IOWA — The plights of 2020 are not isolated challenges for Iowa farmers; the past three years brought a slew of obstacles — between trade tensions with China to climate-related disasters — farmers lost key buyers and crops, and have been forced into bankruptcy.
Randy Miller, a soybean and corn farmer in Lacona, said that 30 years in the industry taught him to be optimistic, but hope is not always enough.
“It’s hard to be growing a crop that you can’t lock in a profit on with the uncertainty of not knowing whether there’s a government payment coming or not,” he said.
The Trump Administration has broken records with billions in federal aid in response, to help farmers make ends meet in the short term. But for another Lacona farmer, Matt Russell, the payments fail to address long-term issues.
Both Russell and Miller note that the typical farmer demeanour is not fond of “handouts.”
“We’re tired of the bailouts and we’re tired of the failing,” Russell said.
He acknowledges that without the subsidies, Iowa farmers would likely be seeing an economic decline worse than the farm crisis in the 1980s, but does not think this approach is sustainable.
“Right now we’re just like in a holding pattern, and we’re just pouring money to kind of keep everybody afloat,” Russell said. “And we’re not seeing a vision where farmers are partnering to change the systems so that we’re solving problems and being more resilient. And to me that’s the real crisis.”
Direct farm payments have climbed each year of Trump’s presidency, from $11.5 billion in 2017 to more than $32 billion this year, according to USDA data.
The spending increase really kicked off mid-2018, following the president’s trade war. The higher tariffs hurt agricultural exports and commodity prices, like for Miller’s soybeans. Farm sales to China plummeted from $19.5 billion in 2017 to just $9 billion in 2018.
“Would you wanna go work for six months to a year for nothing?
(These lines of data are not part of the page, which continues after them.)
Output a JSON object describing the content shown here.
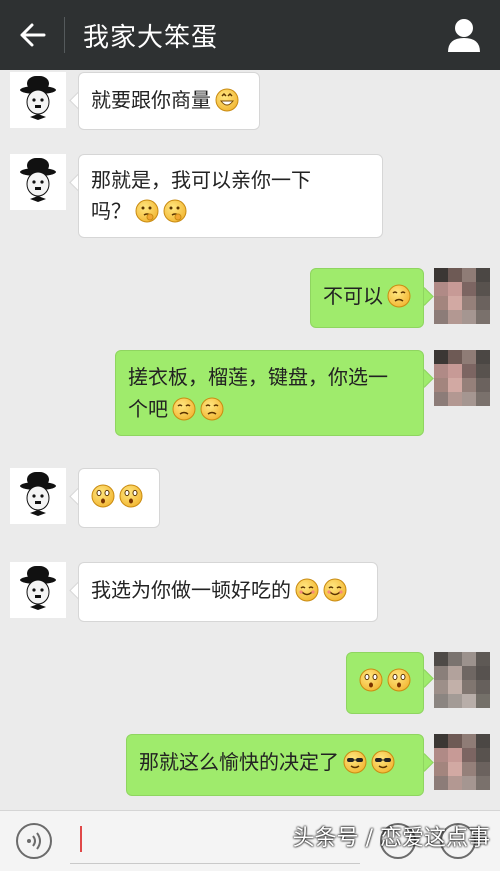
{
  "header": {
    "title": "我家大笨蛋"
  },
  "messages": [
    {
      "side": "left",
      "text": "就要跟你商量",
      "emojis": [
        "grin"
      ]
    },
    {
      "side": "left",
      "line1": "那就是，我可以亲你一下",
      "line2": "吗？",
      "emojis": [
        "thinking",
        "thinking"
      ]
    },
    {
      "side": "right",
      "text": "不可以",
      "emojis": [
        "worried"
      ]
    },
    {
      "side": "right",
      "line1": "搓衣板，榴莲，键盘，你选一",
      "line2": "个吧",
      "emojis": [
        "worried",
        "worried"
      ]
    },
    {
      "side": "left",
      "text": "",
      "emojis": [
        "shocked",
        "shocked"
      ]
    },
    {
      "side": "left",
      "text": "我选为你做一顿好吃的",
      "emojis": [
        "smile",
        "smile"
      ]
    },
    {
      "side": "right",
      "text": "",
      "emojis": [
        "shocked",
        "shocked"
      ]
    },
    {
      "side": "right",
      "text": "那就这么愉快的决定了",
      "emojis": [
        "cool",
        "cool"
      ]
    }
  ],
  "watermark": "头条号 / 恋爱这点事",
  "colors": {
    "topbar": "#2e3132",
    "right_bubble": "#9feb6c",
    "background": "#ebebeb"
  }
}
It’s very frustrating to know what you’re doing could end up as a loss,” he said. “We wanna raise a product and sell it, we don’t wanna raise a product that has no market and get a payment from the government.”
U.S. agricultural exports to China climbed back up to $13.8 billion in 2019, but with added losses from historic flooding in Iowa and now the pandemic, direct payments to farmers have remained on the rise.
In an election year, Russell — a Democrat — predicts rural Iowans and farmers will see a long-term vision in the Biden-Harris ticket that will speak to the issues they are facing now.
“They [Democrats] really have a vision of where rural America farmers are,” Russell said. “And are willing to invest in us to be part of that solution, and not just throwing money at us to kind of keep us afloat.”
He specifically hopes farmers will have a change of heart on one of the most visible issues of climate change, which has rocked the state through severe flooding, and most recently, the August derecho.
“We have to think about our farms and provide the ecological services that the world needs,” Russell said. “The Democrats across the board are saying we need to pay farmers for providing this essential service, and the Trump administration is still, you know, denying climate change.”
Biden has sought to appeal to many of these issues Russell said are top of mind — promising to address climate change, support ethanol and new trade agenda. The former vice president rolled out his plan for rural America in September.
But recent polling suggests Trump will likely win over the rural population again. A September poll shows roughly 75 percent of farmers and ranchers plan to vote for the president in November. In 2016, Trump overwhelmingly won Iowa, carrying 96 of its 99 counties.
Miller is one of those voters Trump is hoping will help him win Iowa again. He prefered not to disclose who he will cast his vote for, but acknowledged he has benefited from several of the Trump administration policies.
“China’s come back to the table and bought quite a bit of product in the last three weeks, so that’s helped,” Miller said. “USMCA went into effect in July. They’re still working on free trade agreements with Japan, the European Union. So it’s better.”
Representing the more quintessential independent Iowa voter, he said his vote will not be cast based on party, but policy.
“And this has gone on for more than four years. Both parties are working for farmers, so it’s a matter of the issues that are affecting us today,” he said.
While both Russell and Miller differ on who they think has the best approach to their concerns, they — like most voters — just want someone who will leave them better off than they were before.